Circumvention of the Minder Initiative
At the 2015 annual general meetings of Swiss listed companies, shareholders were able for the first time to vote on the global amount of the remuneration for the board and the executive management respectively. The ordinance against excessive remuneration (ORAb) however allows each company to decide on the vote modalities.
Ethos regrets that only 28% of the companies have decided to request a retrospective vote (at the end of the financial year) on the variable remuneration. The others propose to vote on the amount of the bonus in advance when the annual results are not yet known, which constitutes a blank check and does not accurately reflect the spirit of the Minder Initiative. Ethos fully supports the revision project of Swiss company law which prohibits such a practice.
Limited contestation at the annual general meetings
The average support to the board’s proposals remained stable in comparison to last year at around 96%. Ethos was much more critical with only 84% positive recommendations.
The most contested proposals are the advisory votes on the remuneration report with an average support of 88% (Ethos 45%). The capital increase requests received an average support of 91% (Ethos 61%). Finally, the remuneration amounts were accepted at an average rate of 94% (Ethos 65%), despite the amounts often remaining relatively high. This observation casts doubts on the effectiveness of the Minder Initiative.
Remunerations still high
In financial year 2014, the global amount of board and executive remuneration of the 206 companies in the SPI Index rose by 4%, while the SPI itself gained 13%. At the 20 largest companies of the SMI index the remunerations nevertheless often remained very high with an average of CHF 2.5 million for the chairman of the board and CHF 8.2 million for the CEO.
Unequal treatment of shareholders
Ethos points out that half of the SPI companies have a shareholder controlling more than 33% of the voting rights. Most of these companies have also introduced one or several protection measures which allow them to have control over the company with a minority share of the capital. 36 companies have multiple categories of shares with different nominal values and 50 companies limit the exercise of voting rights for certain shareholders.
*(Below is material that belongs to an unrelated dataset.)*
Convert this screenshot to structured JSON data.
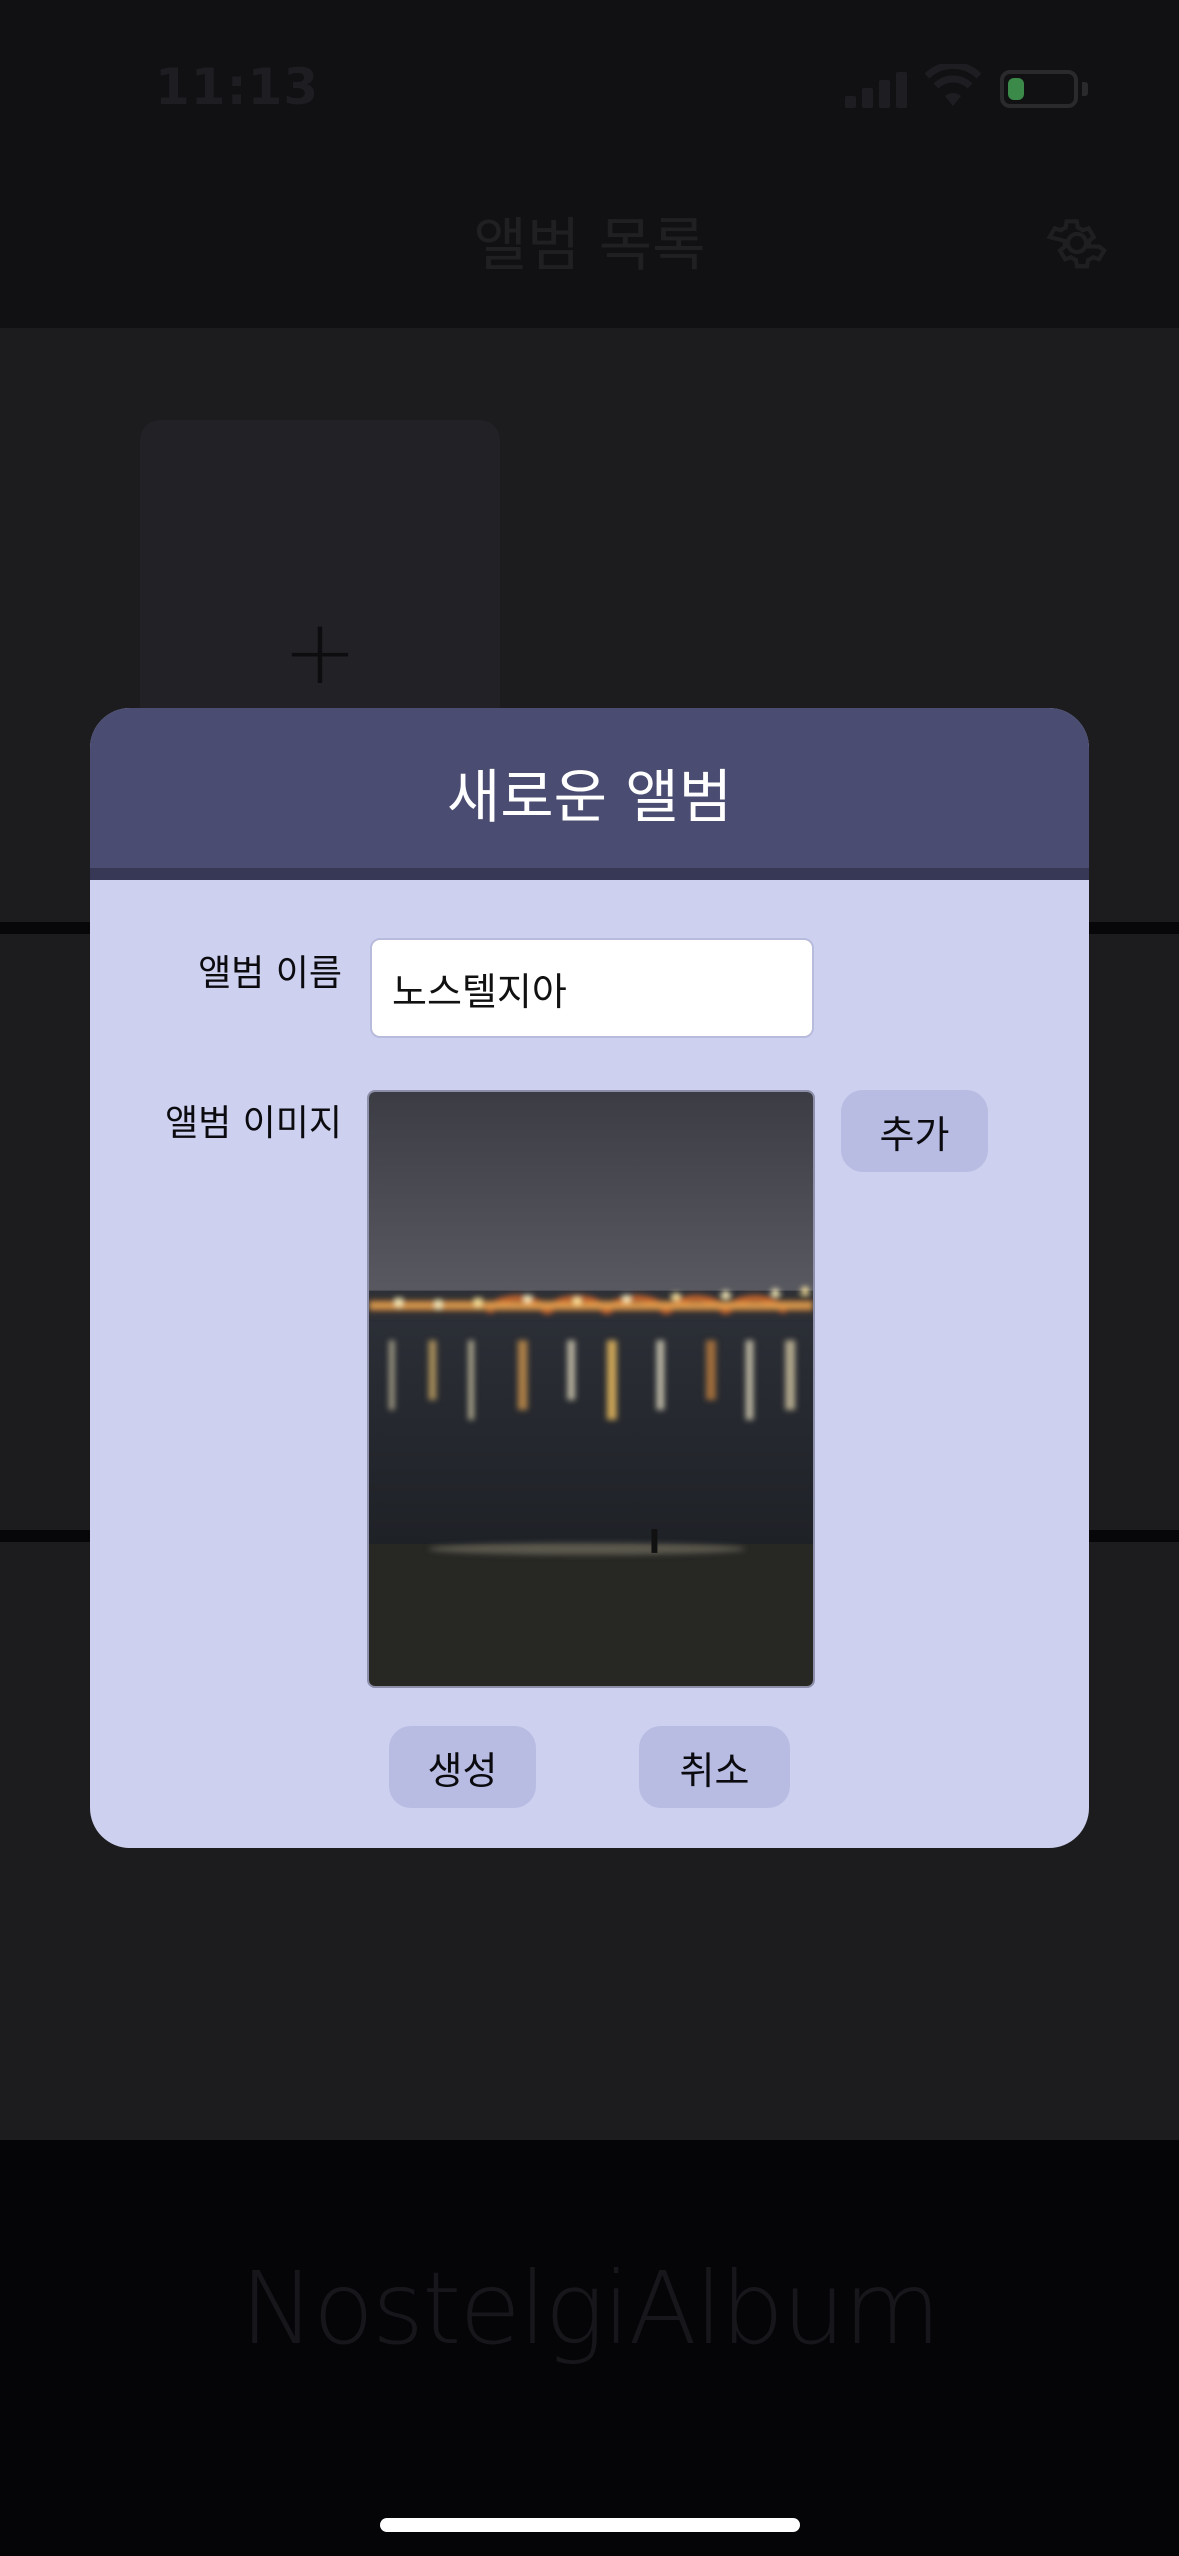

In addition, 57 companies have an opting out (or opting up) clause which releases the purchaser of more than a third of the share capital from making a public offer to the rest of the capital.
The possibilities of unequal treatment of shareholders can present a major risk to minority shareholders. For this reason Ethos proposes to limit discrimination of shareholders in the framework of the Federal Council’s modernization project of Swiss company law.